THE TASK: Return the listing exactly as it appears, but strip out the images.
****
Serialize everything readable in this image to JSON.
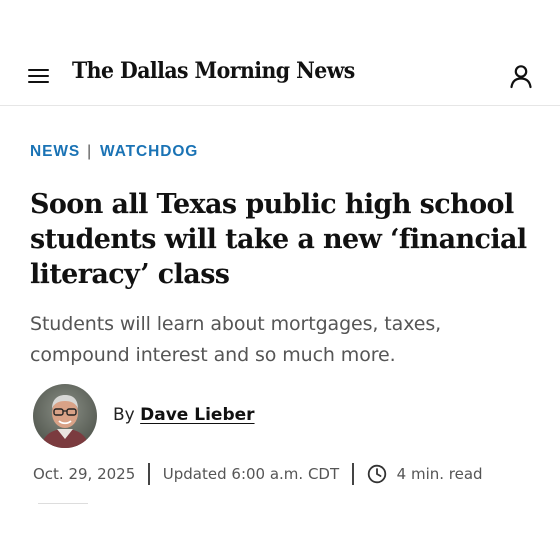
{
  "header": {
    "logo_text": "The Dallas Morning News",
    "menu_icon": "hamburger-menu-icon",
    "account_icon": "user-account-icon"
  },
  "section": {
    "primary": "NEWS",
    "secondary": "WATCHDOG",
    "color": "#1a73b5"
  },
  "article": {
    "headline": "Soon all Texas public high school students will take a new ‘financial literacy’ class",
    "dek": "Students will learn about mortgages, taxes, compound interest and so much more.",
    "byline_prefix": "By",
    "author": "Dave Lieber",
    "date": "Oct. 29, 2025",
    "updated": "Updated 6:00 a.m. CDT",
    "read_time": "4 min. read",
    "clock_icon": "clock-icon"
  }
}
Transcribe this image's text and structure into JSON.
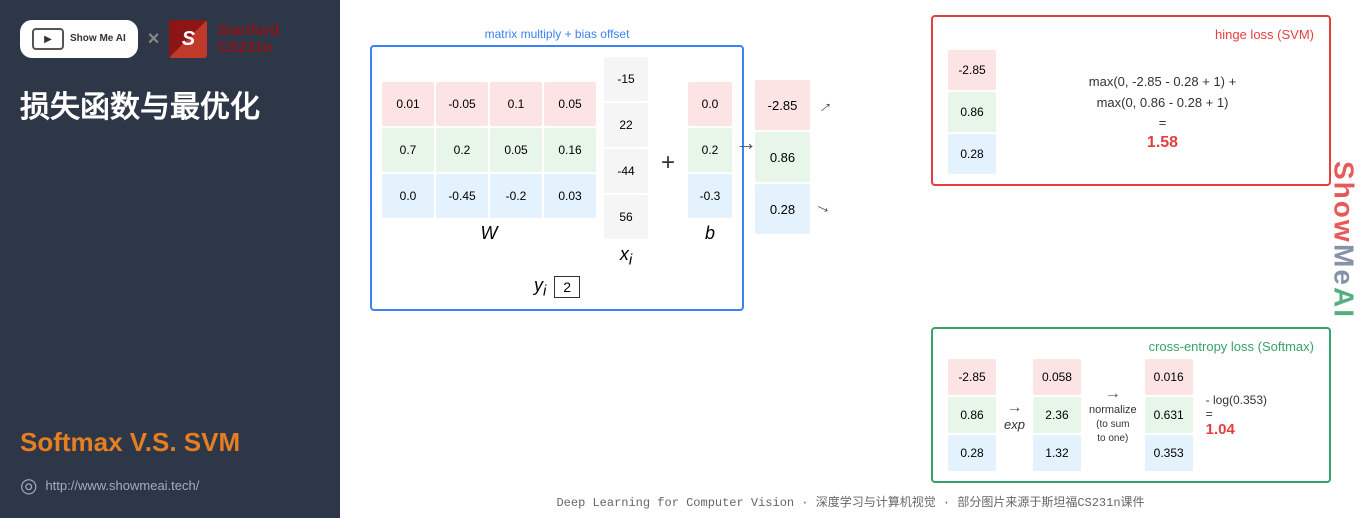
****
ANSWER TO THIS PROBLEM:
Serialize everything readable in this image to JSON.
{
  "header": {
    "logo_text": "The Dallas Morning News",
    "menu_icon": "hamburger-menu-icon",
    "account_icon": "user-account-icon"
  },
  "section": {
    "primary": "NEWS",
    "secondary": "WATCHDOG",
    "color": "#1a73b5"
  },
  "article": {
    "headline": "Soon all Texas public high school students will take a new ‘financial literacy’ class",
    "dek": "Students will learn about mortgages, taxes, compound interest and so much more.",
    "byline_prefix": "By",
    "author": "Dave Lieber",
    "date": "Oct. 29, 2025",
    "updated": "Updated 6:00 a.m. CDT",
    "read_time": "4 min. read",
    "clock_icon": "clock-icon"
  }
}
Transcribe this image's text and structure into JSON.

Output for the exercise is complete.